:: Dataset content ::

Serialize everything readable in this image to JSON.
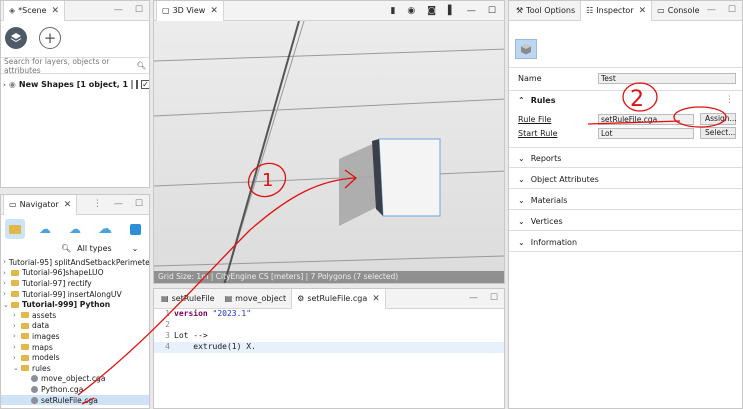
{
  "scene": {
    "tab_label": "*Scene",
    "search_placeholder": "Search for layers, objects or attributes",
    "layer_row": "New Shapes [1 object, 1"
  },
  "navigator": {
    "tab_label": "Navigator",
    "filter": "All types",
    "tree": [
      {
        "label": "Tutorial-95] splitAndSetbackPerimete",
        "kind": "project",
        "depth": 0,
        "open": false
      },
      {
        "label": "Tutorial-96]shapeLUO",
        "kind": "project",
        "depth": 0,
        "open": false
      },
      {
        "label": "Tutorial-97] rectify",
        "kind": "project",
        "depth": 0,
        "open": false
      },
      {
        "label": "Tutorial-99] insertAlongUV",
        "kind": "project",
        "depth": 0,
        "open": false
      },
      {
        "label": "Tutorial-999] Python",
        "kind": "project",
        "depth": 0,
        "open": true,
        "bold": true
      },
      {
        "label": "assets",
        "kind": "folder",
        "depth": 1
      },
      {
        "label": "data",
        "kind": "folder",
        "depth": 1
      },
      {
        "label": "images",
        "kind": "folder",
        "depth": 1
      },
      {
        "label": "maps",
        "kind": "folder",
        "depth": 1
      },
      {
        "label": "models",
        "kind": "folder",
        "depth": 1,
        "open": false
      },
      {
        "label": "rules",
        "kind": "folder",
        "depth": 1,
        "open": true
      },
      {
        "label": "move_object.cga",
        "kind": "file",
        "depth": 2
      },
      {
        "label": "Python.cga",
        "kind": "file",
        "depth": 2
      },
      {
        "label": "setRuleFile.cga",
        "kind": "file",
        "depth": 2,
        "selected": true
      }
    ]
  },
  "view3d": {
    "tab_label": "3D View",
    "status": "Grid Size: 1m  |  CityEngine CS [meters]  |  7 Polygons  (7 selected)"
  },
  "editor": {
    "tabs": [
      "setRuleFile",
      "move_object",
      "setRuleFile.cga"
    ],
    "lines": [
      {
        "n": "1",
        "kw": "version",
        "rest": " \"2023.1\""
      },
      {
        "n": "2",
        "kw": "",
        "rest": ""
      },
      {
        "n": "3",
        "kw": "",
        "rest": "Lot -->"
      },
      {
        "n": "4",
        "kw": "",
        "rest": "    extrude(1) X."
      }
    ]
  },
  "inspector": {
    "tabs": [
      "Tool Options",
      "Inspector",
      "Console"
    ],
    "name_label": "Name",
    "name_value": "Test",
    "rules_header": "Rules",
    "rule_file_label": "Rule File",
    "rule_file_value": "setRuleFile.cga",
    "assign_label": "Assign...",
    "start_rule_label": "Start Rule",
    "start_rule_value": "Lot",
    "select_label": "Select...",
    "sections": [
      "Reports",
      "Object Attributes",
      "Materials",
      "Vertices",
      "Information"
    ]
  },
  "annotations": {
    "one": "1",
    "two": "2"
  },
  "colors": {
    "annotation": "#e01010",
    "selection": "#cfe3f7"
  }
}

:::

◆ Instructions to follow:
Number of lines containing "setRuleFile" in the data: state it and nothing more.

◆ The answer:
4